Exchange Server 2007 OWA will automatically time out for the security purposes. This feature has been designed to restrict unauthorized access to any mailbox when the user is using a public or shared computer. You can select this option before you logon to your mailbox:

Though this feature is good for security reasons it may be annoying for many users who use OWA regularly and they may not want to enter the password several times after the time out. This can settled down with a simple registry tweak on the CAS box that runs your Internet facing OWA site. This can be done by following registry modification.

HKEY_LOCAL_MACHINESYSTEMCurrentControlSetServicesMSExchangeOWA

Name: PublicTimeout

Type: DWORD

Value: {value in minutes} (This value is 15 minutes by default)

image0041255958448201

The above suggestion applies only when the user selects the Public Computer option from the OWA logon screen. For the user who select the Private Computer from the logon screen you might want to modify:

HKEY_LOCAL_MACHINESYSTEMCurrentControlSetServicesMSExchange OWA

Name: PrivateTimeout

Type: DWORD

Value: {value in minutes} (This value is 8 hours by default)

If you don’t see the DWORD values named, PublicTimeout and PrivateTimeout then you have create then manually.

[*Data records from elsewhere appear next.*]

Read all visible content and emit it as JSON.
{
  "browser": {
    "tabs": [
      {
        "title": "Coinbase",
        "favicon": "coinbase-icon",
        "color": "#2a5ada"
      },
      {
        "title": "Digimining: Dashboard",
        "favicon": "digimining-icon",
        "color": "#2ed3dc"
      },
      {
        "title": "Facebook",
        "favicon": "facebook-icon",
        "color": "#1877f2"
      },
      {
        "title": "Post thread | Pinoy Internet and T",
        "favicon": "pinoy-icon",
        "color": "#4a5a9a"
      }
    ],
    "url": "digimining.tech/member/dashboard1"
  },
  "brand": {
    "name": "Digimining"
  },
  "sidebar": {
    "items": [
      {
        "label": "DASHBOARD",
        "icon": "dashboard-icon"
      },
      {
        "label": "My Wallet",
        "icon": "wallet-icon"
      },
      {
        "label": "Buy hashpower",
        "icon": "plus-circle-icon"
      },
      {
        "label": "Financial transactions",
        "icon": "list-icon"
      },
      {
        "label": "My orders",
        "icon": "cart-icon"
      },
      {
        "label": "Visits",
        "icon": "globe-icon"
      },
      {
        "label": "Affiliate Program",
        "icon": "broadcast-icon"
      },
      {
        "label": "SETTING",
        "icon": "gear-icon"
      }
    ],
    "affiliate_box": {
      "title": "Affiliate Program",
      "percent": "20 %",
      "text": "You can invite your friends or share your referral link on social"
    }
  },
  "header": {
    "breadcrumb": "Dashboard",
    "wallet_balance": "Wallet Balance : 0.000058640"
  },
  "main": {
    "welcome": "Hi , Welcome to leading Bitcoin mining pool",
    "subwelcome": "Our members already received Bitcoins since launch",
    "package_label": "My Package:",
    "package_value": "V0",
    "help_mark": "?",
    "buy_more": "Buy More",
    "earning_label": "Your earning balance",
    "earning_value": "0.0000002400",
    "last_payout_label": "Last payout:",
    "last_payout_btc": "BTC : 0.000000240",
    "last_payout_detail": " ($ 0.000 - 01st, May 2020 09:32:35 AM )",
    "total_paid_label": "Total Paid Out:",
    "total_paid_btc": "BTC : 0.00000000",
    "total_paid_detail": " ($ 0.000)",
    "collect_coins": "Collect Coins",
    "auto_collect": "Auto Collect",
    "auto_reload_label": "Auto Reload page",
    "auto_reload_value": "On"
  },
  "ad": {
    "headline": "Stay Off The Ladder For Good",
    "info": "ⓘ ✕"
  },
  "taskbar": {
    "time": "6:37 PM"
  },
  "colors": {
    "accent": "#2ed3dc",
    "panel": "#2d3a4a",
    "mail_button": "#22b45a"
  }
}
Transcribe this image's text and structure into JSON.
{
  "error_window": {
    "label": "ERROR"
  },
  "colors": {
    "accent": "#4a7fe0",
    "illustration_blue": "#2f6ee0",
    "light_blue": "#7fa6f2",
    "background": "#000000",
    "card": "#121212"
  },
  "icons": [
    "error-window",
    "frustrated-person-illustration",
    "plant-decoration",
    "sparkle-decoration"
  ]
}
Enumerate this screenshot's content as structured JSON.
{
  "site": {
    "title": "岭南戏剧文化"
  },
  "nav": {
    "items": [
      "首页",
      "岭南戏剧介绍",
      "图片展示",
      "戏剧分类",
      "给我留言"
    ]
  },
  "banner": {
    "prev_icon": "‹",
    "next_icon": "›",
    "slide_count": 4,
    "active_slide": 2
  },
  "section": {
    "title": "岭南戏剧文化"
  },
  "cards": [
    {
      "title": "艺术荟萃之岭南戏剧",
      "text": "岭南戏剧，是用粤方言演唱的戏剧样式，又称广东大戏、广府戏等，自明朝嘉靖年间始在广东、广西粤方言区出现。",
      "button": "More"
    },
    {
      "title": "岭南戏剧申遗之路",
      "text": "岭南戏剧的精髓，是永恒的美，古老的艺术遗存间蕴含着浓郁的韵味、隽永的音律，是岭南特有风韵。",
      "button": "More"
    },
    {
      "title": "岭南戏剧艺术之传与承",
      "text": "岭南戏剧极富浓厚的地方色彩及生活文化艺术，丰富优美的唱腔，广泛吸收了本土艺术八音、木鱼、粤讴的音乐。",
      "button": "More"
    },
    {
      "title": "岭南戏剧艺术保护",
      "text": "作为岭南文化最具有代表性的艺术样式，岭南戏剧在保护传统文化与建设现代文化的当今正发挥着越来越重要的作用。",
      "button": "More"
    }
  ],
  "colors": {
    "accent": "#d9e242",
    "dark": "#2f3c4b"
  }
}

What happened to System Attendant Mailbox in Exchange 2010?

A one word answer to this question is: REMOVED.

As we all know that System Attendant mailbox was used to publish the free/busy info and the link monitoring service in earlier versions of Exchange. In Exchange 2010 it the mailbox object for System Attendant has been removed. Yet, you can locate the directory object for System Attendant in Active Directory. Per a post published by Dave, the mailbox object for system attendant has been removed but can be seen in AD. This change was done due to the new high availability architecture of Exchange 2010. They observed problems in failovers while having the mailbox object for System Attendant.

How will this affect:

If you are running an application that uses System Attendant to connect to the servers/databases you will still be able to connect but not logon. That means you wont be able to open the system attendant mailbox anymore as the actual related mailbox doesn’t exist.

The way around it:

1. Use the per mailbox database System mailbox (See Additional Resources for more information about this mailbox).

2. Change your application to rely on a user created account and mailbox.

This has been described pretty well at he System Attendant mailbox has been removed from Exchange 2010

And do read the additional resource section to understand the facts about special mailboxes in Exchange.